is one controversial (at least in application) textual paradigm that is used to determine or approximate the original autographic text. Yet the more difficult reading can be uncomfortably hard, or even a blunder. e.g. It could be a geographical blunder, like Nazareth in Judea.
(Note: I'm giving an example that is not in the Critical Texts, we only see it in Sinaiticus. I'm doing this deliberately, so that we do not get side-tracked into a debate on the validity of the text in the actual example.)
An evangelical may look at it in much the same way as Alfred Watts, in his superb analysis of scribal habits (emphasis added):
Expositor (1885 - originally published 1883)
Textual Criticism Illustrated from the Printing Office

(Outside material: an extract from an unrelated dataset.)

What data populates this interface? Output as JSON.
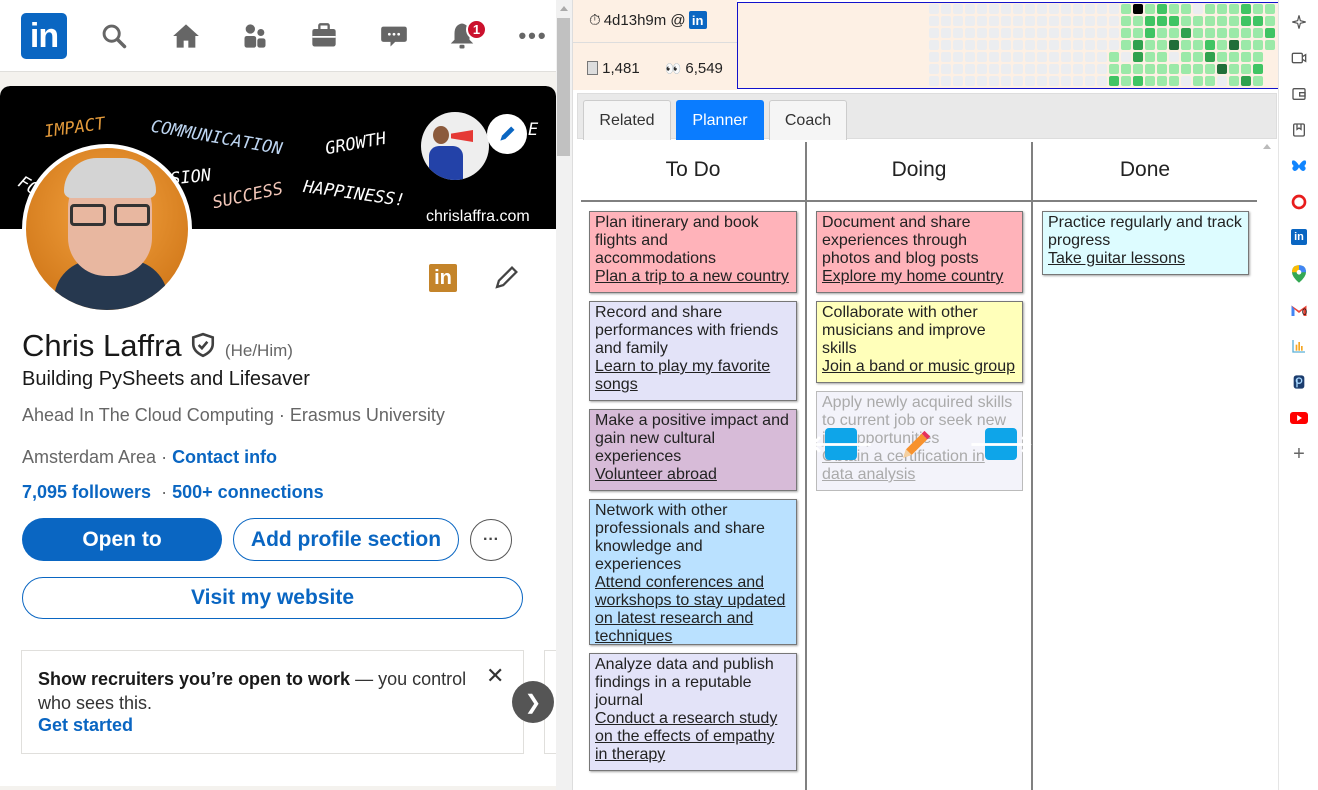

And equally free from doubt are my deductions as to the facility with which awkward readings come in by accident, so that I must take upon me to plead with those I am addressing to abandon the paradox that " the unlikeliest reading is the likeliest," and to be content with substituting the more moderate canon, " A difficult reading must be dismissed with more hesitation than an easier one." The "Procliviori praestat ardua" is certainly not to be relied upon as a universal rule, and a far sounder result would often be reached by regarding as the foremost of all probabilities that of the Evangelist or Apostle having written an intelligible and fairly constructed sentence.
This paper includes an early scientific study of scribal habits, are area that is popular today. (It also gives some interesting counterpoint to the Burgon view of Vaticanus and Sinaiticus).
William Thomas Whitley (1861-1947) summarized the Watts analysis in the Princeton Theological Review:
Princeton Theological Review
A Study in Textual Criticism
William Thomas Whitley
The three fundamental canons on which the favorite New Testament text of to-day is constructed, do not come out well when tested by the methods of compilers deliberately and leisurely comparing their sources, and utilizing them with the vantage of personal knowledge.
It may be pleaded on their behalf that for one or two deliberate and leisurely revisions undertaken by Lucian or Euaebius, there have been hundreds of hasty transcriptions as a mere piece of business, and that the canons do apply to such eases. But Mr. Alfred Watts, after his fifteen years' experience in a printing office, asserts without any misgiving that when transcribers go out of their way to make as editors one change for the better,
they go on in their own way as copyists to make twenty or fifty changes for the worse. He supplies also pages of examples to show the easy occurrence of omission, and the comparative rarity of the opposite vice. He sums up a careful examination of sixty pages of proofs, in which he finds 101 words changed, 256 dropped, eight added and fourteen doubled.
The paper by Watts, who worked in printing, discusses how certain types of accidental errors are extremely common.
Let's go back to our analysis of Nazareth in Judea. Our textual analyst with an evangelical perspective starts from a comparatively high view of the origin of the Bible text. And he might consider Nazareth in Judea as being unintelligible, at least in the logical, historical, geographical sense. And he would then lean the variant arising from a mental error of the scribes who formed the minority text,. And consider lectio difficilior as having no application. This would fit with the Watts scientific analysis.
Yet, a textual critic from an atheist or skeptic or mythicist background would be very happy to apply the textual canon of the more difficult reading to "Nazareth in Judea". And offer it as one very significant consideration, perhaps if there was a bit more textual evidence, like Vaticanus, it would be in our versions today, as is the "synagogues of Judea" of Luke 4:44 where the mass of manuscripts have:
And he preached in the synagogues of Galilee.
Just like Luke can be thought of making an error, or imprecision, in Luke 4:44, the textual critic with a low view of scripture origin could very easily think of Luke having erred in Luke 1:26. And the error was simply picked up later by the scribes who corrected all the errors from the original authors. The probabilities perspective of Watts would not be accepted.
Can a textual analyst be truly neutral between the two perspectives on apostolic or original writer error?